__Given data__:
++++++++++

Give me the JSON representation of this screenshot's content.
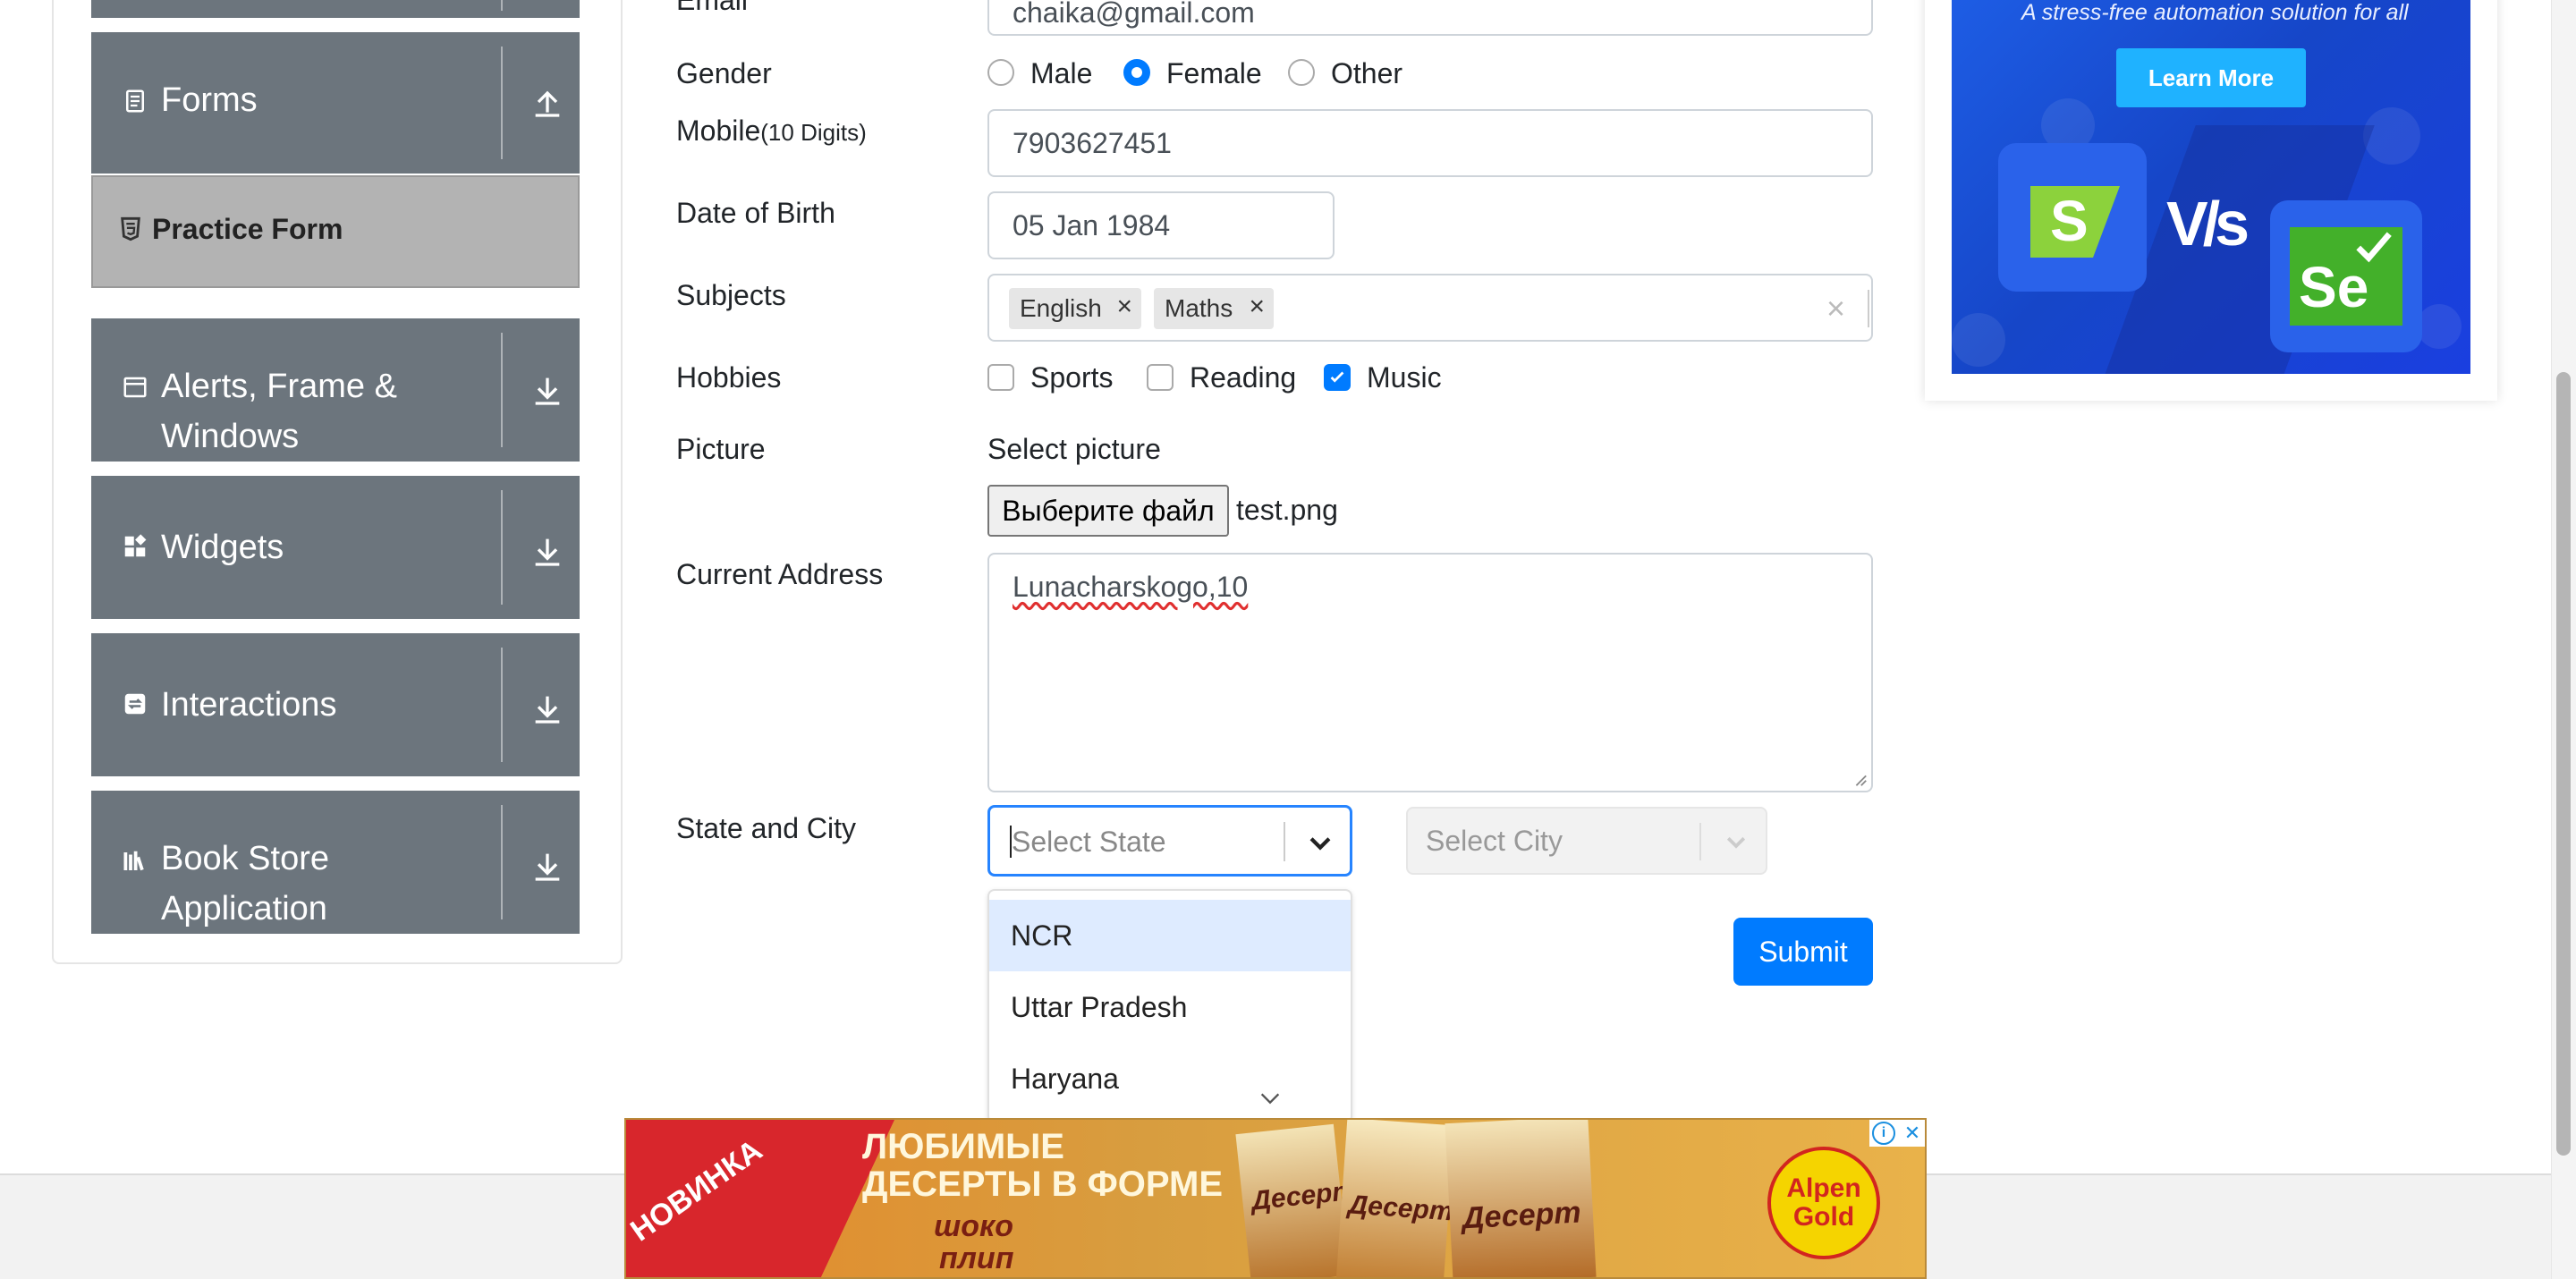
{
  "sidebar": {
    "forms": {
      "label": "Forms"
    },
    "practice_form": {
      "label": "Practice Form"
    },
    "alerts": {
      "line1": "Alerts, Frame &",
      "line2": "Windows"
    },
    "widgets": {
      "label": "Widgets"
    },
    "interactions": {
      "label": "Interactions"
    },
    "book_store": {
      "line1": "Book Store",
      "line2": "Application"
    }
  },
  "form": {
    "email": {
      "label": "Email",
      "value": "chaika@gmail.com"
    },
    "gender": {
      "label": "Gender",
      "options": [
        "Male",
        "Female",
        "Other"
      ],
      "selected": "Female"
    },
    "mobile": {
      "label": "Mobile",
      "hint": "(10 Digits)",
      "value": "7903627451"
    },
    "dob": {
      "label": "Date of Birth",
      "value": "05 Jan 1984"
    },
    "subjects": {
      "label": "Subjects",
      "tags": [
        "English",
        "Maths"
      ],
      "remove_glyph": "×",
      "clear_glyph": "×"
    },
    "hobbies": {
      "label": "Hobbies",
      "options": [
        "Sports",
        "Reading",
        "Music"
      ],
      "checked": [
        "Music"
      ]
    },
    "picture": {
      "label": "Picture",
      "title": "Select picture",
      "button": "Выберите файл",
      "file": "test.png"
    },
    "address": {
      "label": "Current Address",
      "value": "Lunacharskogo,10"
    },
    "state_city": {
      "label": "State and City",
      "state_placeholder": "Select State",
      "city_placeholder": "Select City",
      "state_options": [
        "NCR",
        "Uttar Pradesh",
        "Haryana"
      ],
      "highlighted": "NCR"
    },
    "submit": "Submit"
  },
  "ads": {
    "right": {
      "tagline": "A stress-free automation solution for all",
      "button": "Learn More",
      "vs": "V/s",
      "left_logo": "S",
      "right_logo": "Se"
    },
    "bottom": {
      "badge": "НОВИНКА",
      "headline1": "ЛЮБИМЫЕ",
      "headline2": "ДЕСЕРТЫ В ФОРМЕ",
      "script1": "шоко",
      "script2": "плип",
      "brand1": "Alpen",
      "brand2": "Gold",
      "pack_label": "Десерт",
      "info_glyph": "i",
      "close_glyph": "✕"
    }
  },
  "colors": {
    "sidebar_group": "#6c757d",
    "active_item": "#b3b3b3",
    "primary": "#007bff",
    "focus_border": "#2684ff",
    "option_highlight": "#deebff"
  }
}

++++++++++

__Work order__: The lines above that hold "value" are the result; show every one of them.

__Output for this exercise__:
      "value": "chaika@gmail.com"
      "value": "7903627451"
      "value": "05 Jan 1984"
      "value": "Lunacharskogo,10"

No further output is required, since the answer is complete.